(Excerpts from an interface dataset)
*** Begin section ***

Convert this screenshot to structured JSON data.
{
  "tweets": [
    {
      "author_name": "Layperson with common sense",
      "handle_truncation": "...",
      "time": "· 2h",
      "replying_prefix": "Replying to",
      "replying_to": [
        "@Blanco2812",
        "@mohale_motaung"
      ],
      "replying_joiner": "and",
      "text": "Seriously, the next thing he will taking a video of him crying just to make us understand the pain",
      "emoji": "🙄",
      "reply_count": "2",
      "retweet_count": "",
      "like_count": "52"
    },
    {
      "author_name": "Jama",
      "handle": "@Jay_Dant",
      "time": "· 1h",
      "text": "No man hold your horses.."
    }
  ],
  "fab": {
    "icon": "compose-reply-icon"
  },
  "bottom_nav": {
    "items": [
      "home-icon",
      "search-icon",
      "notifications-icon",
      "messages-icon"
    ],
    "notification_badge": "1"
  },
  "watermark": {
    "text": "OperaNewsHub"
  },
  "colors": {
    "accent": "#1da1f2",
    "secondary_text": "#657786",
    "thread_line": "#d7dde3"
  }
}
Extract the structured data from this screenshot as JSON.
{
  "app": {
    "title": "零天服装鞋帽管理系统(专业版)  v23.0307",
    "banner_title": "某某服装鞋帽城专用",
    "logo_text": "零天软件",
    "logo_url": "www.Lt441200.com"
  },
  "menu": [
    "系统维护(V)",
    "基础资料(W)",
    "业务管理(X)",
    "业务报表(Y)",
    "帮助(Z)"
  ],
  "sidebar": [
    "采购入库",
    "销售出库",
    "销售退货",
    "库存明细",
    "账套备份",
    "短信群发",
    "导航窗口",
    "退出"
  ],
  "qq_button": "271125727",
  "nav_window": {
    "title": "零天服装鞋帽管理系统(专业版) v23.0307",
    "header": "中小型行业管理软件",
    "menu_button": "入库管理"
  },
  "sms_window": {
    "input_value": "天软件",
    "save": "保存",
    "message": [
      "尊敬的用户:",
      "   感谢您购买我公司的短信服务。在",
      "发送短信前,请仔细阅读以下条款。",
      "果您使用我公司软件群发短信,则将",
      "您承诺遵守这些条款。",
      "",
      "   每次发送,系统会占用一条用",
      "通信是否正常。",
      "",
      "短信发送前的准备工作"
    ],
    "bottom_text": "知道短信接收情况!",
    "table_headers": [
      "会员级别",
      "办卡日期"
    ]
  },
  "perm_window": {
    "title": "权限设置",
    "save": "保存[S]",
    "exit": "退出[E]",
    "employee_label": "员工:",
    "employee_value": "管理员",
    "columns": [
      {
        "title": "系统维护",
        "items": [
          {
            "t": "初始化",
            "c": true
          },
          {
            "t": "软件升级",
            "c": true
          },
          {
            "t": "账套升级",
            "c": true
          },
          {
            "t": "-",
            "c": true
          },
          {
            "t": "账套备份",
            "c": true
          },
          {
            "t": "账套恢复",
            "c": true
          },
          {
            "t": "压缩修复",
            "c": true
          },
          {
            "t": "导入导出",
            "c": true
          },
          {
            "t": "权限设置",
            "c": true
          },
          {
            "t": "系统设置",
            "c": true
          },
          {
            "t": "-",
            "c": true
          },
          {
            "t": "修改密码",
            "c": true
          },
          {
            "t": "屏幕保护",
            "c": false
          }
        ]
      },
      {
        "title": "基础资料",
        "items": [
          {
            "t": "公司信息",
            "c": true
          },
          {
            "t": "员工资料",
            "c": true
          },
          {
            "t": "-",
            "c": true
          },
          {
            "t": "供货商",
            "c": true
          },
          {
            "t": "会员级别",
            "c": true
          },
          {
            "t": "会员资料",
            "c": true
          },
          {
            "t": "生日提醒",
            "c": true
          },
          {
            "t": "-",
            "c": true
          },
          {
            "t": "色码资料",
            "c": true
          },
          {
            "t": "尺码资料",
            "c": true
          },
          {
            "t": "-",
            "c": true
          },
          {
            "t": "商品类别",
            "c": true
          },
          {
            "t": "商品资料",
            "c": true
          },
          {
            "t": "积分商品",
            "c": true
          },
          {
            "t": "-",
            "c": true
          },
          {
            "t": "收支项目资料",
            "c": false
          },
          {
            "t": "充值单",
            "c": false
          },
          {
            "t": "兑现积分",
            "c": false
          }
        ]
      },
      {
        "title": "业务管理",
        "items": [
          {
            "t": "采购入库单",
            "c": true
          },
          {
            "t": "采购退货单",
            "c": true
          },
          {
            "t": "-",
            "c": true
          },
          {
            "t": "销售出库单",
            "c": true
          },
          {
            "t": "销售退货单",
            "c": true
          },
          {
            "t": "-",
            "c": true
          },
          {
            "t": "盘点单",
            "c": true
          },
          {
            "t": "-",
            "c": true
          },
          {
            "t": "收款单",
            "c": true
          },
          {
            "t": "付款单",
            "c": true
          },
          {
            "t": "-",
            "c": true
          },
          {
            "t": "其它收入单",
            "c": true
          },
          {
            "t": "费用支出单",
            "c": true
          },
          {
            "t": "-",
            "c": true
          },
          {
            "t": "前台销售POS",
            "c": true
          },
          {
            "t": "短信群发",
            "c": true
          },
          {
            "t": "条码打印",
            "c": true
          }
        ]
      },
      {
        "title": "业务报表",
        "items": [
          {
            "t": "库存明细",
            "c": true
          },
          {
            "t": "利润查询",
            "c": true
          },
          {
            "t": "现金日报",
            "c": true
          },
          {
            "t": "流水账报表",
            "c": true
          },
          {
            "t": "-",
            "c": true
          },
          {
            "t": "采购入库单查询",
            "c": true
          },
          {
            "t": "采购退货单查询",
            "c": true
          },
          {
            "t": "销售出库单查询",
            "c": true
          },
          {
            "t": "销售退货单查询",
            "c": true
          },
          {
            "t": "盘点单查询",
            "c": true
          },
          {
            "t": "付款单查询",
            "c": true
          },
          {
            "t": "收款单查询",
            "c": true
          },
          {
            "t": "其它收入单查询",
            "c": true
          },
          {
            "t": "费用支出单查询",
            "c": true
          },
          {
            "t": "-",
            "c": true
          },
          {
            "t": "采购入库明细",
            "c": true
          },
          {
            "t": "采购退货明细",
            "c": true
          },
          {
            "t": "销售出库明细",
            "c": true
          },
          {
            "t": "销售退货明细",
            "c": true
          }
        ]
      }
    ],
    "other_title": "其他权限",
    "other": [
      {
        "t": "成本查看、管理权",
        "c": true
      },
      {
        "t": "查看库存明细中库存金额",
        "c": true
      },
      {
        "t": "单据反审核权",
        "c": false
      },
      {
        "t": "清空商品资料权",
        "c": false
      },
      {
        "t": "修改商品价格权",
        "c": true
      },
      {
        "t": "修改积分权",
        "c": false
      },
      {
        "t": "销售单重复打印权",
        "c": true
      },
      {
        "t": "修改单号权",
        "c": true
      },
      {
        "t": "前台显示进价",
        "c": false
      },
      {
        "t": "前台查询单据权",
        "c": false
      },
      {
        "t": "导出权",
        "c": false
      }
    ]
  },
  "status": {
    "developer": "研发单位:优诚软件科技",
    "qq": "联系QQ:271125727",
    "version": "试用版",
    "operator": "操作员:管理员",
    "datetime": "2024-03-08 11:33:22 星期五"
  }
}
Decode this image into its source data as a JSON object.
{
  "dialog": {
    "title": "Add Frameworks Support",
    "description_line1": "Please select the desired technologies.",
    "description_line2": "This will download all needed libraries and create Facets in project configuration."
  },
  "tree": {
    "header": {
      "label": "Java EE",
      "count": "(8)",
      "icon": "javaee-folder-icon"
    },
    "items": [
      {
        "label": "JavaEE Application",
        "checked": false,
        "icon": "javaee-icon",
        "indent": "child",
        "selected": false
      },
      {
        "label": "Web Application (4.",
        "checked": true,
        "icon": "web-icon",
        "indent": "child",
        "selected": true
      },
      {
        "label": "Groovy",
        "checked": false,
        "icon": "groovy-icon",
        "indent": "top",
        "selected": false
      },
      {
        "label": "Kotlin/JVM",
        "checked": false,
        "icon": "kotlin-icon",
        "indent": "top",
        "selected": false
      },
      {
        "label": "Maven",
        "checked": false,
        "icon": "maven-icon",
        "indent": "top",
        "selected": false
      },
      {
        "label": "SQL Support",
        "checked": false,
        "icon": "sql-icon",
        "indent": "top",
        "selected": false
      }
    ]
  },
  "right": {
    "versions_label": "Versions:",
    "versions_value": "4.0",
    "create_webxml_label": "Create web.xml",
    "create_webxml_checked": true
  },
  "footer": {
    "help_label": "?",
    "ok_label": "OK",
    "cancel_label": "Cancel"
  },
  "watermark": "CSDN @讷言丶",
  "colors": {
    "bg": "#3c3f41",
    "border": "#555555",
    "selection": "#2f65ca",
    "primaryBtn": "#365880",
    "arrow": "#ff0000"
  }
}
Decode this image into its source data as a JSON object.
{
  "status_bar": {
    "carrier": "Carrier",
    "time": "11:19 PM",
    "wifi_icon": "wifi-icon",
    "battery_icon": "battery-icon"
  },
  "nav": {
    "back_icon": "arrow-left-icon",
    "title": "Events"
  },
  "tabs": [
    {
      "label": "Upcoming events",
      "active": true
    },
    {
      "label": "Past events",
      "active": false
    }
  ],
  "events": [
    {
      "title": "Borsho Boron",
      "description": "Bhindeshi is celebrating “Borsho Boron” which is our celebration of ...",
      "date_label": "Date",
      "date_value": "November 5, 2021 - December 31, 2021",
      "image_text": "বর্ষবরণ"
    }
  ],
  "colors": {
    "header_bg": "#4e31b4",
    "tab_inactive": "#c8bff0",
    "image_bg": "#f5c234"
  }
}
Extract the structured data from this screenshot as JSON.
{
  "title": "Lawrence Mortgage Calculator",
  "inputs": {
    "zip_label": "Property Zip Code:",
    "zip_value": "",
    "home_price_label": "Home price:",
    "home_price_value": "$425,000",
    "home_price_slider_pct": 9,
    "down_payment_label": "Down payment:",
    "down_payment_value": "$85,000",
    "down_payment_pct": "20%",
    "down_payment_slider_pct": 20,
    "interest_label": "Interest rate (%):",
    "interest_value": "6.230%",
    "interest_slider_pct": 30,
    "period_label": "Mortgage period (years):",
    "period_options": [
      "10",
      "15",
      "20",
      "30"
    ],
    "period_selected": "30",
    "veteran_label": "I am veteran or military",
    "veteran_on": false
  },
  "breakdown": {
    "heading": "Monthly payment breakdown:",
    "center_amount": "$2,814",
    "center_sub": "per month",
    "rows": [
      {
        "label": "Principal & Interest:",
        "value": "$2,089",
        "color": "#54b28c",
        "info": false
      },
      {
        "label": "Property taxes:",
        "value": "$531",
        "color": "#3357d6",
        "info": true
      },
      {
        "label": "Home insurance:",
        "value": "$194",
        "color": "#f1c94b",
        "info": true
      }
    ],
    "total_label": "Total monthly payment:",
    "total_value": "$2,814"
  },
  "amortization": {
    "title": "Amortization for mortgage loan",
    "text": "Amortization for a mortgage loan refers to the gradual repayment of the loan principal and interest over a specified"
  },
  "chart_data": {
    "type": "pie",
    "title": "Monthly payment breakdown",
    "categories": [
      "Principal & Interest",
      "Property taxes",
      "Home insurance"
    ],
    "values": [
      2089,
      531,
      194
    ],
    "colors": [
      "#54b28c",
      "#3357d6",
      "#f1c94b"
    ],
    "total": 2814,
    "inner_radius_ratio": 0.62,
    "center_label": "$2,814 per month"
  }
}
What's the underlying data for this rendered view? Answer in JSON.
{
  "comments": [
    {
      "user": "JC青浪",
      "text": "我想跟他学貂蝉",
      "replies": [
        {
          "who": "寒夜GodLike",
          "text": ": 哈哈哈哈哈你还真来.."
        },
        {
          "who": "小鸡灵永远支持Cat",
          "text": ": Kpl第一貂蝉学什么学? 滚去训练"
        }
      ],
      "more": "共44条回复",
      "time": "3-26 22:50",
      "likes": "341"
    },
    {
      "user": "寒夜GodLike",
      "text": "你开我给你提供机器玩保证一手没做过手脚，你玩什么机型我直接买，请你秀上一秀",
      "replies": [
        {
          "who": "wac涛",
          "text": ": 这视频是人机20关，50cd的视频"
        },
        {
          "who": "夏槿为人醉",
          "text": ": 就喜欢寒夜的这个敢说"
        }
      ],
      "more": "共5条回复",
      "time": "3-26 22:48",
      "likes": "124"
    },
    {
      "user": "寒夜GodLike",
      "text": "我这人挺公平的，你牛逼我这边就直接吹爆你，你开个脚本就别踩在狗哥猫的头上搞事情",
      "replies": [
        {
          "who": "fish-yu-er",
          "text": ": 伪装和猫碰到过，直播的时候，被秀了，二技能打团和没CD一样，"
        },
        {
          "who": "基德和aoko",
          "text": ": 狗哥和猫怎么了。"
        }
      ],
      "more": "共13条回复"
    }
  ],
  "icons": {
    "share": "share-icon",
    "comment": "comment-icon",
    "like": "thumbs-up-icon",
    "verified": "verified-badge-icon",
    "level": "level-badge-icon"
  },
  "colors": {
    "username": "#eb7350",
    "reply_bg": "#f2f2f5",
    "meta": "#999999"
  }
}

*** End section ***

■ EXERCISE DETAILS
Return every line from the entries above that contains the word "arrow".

■ TASK RESULT
    "arrow": "#ff0000"
    "back_icon": "arrow-left-icon",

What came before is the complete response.